Vaishali, however, does have a higher population share per sq.km. Vaishali is No. 4 in most densely populated districts in the state, with 1,717 persons per sq.km as against the state’s average of 1,106.
“The cause of these alarming numbers, however, is not just the dreaded pollution caused by vehicle fumes,” says Dr Ajay Kumar, vice-president of the Indian Medical Association in Bihar.
“The toxic air that we breathe is the new tobacco. Add to this the unhygienic conditions in Bihar’s rural outback, prevalence of dust and lack of awareness and you have a recipe for disaster,” Dr Kumar adds.
Incidentally, toxic air is already a global menace killing seven million people each year, according to last year’s United Nations Environment Programme report. A majority of these deaths have been reported from the Asia-Pacific region.
Muzaffarpur-based senior pediatrician Dr Arun Shah told India Today that high population density, increasing urban slums and poor sensitivity to health awareness are the major reasons for respiratory diseases. “Remember, viral infection spreads like wildfire. Proactive prevention and timely treatment are just a few ways to win over respiratory illness,” he says.
There are grave threats. Long-term exposure to lung irritants and toxins in the air can cause Chronic Obstructive Pulmonary Disease (COPD) which, according to University of Washington’s Global Burden of Disease study, 2018, was the second highest cause of deaths in India after heart disease in 2017, killing almost 1 million (958,000 to be exact) Indians that year.
COPD inflames airways in the lungs and destroys the air sacs which extract oxygen from the air and expel waste, including carbon dioxide. Patients often cough, wheeze and are short of breath.
In the developed world, a majority of COPD cases are caused by smoking tobacco, but in the developing world, including India, most COPD cases are caused by exposure to indoor and outdoor air pollution, particularly burning biomass, from wood to cow dung.
This could well be the case in Bihar too where a village woman cooks over a dung-fuelled chulha for several hours a day. She could be more exposed to hazardous pollutants than an office worker in Patna.
“The top priority should be to reduce household air pollution from cooking with biomass because the proximity to stove smoke, especially for women and children, makes it most harmful,” says Dr Shah.

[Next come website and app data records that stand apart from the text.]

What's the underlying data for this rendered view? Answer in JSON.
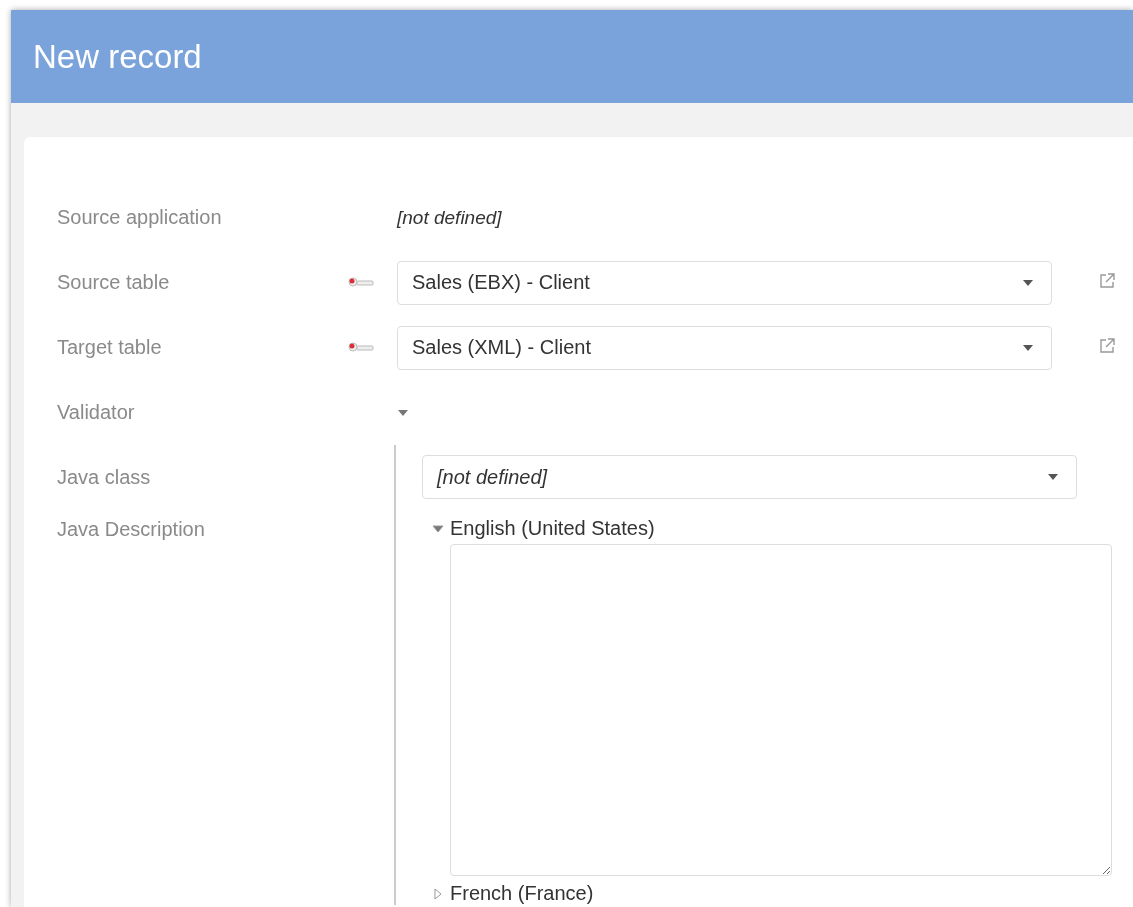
{
  "window": {
    "title": "New record"
  },
  "fields": [
    {
      "kind": "readonly",
      "label": "Source application",
      "value": "[not defined]"
    },
    {
      "kind": "select",
      "label": "Source table",
      "value": "Sales (EBX) - Client",
      "required": true
    },
    {
      "kind": "select",
      "label": "Target table",
      "value": "Sales (XML) - Client",
      "required": true
    },
    {
      "kind": "group",
      "label": "Validator",
      "expanded": true,
      "children": [
        {
          "kind": "select",
          "label": "Java class",
          "value": "[not defined]",
          "undefined": true
        },
        {
          "kind": "localized",
          "label": "Java Description",
          "languages": [
            {
              "name": "English (United States)",
              "expanded": true
            },
            {
              "name": "French (France)",
              "expanded": false
            }
          ]
        }
      ]
    }
  ]
}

But in Bihar’s outback, home to the poor population, people seem less inclined to change their way of life. Chewing tobacco is one of the habits which many in Bihar are unwilling to shun. Researchers have linked smokeless tobacco products also to asthma and other respiratory illnesses. Tobacco users are more likely to suffer from wheezing and night-time chest tightness, chronic bronchitis and chronic nose and sinus problems. Time for Bihar to take note.